→ **TASK BRIEF**
What is the number of lines below that include the string "Save"? Provide that number alone.

Data records for software interfaces:
Start of Block
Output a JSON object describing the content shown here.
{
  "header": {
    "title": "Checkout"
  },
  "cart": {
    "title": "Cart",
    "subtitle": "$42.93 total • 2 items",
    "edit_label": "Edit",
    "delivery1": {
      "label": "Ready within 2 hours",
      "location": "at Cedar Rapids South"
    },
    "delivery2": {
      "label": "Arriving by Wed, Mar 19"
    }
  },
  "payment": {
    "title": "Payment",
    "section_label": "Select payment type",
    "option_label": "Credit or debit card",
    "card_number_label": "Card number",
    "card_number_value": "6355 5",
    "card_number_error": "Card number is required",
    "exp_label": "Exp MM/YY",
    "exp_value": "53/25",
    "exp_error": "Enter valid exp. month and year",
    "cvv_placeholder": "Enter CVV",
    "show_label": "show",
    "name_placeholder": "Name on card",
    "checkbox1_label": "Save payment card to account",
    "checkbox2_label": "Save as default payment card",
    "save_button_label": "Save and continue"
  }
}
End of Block
→ **FINISHED EXERCISE**
3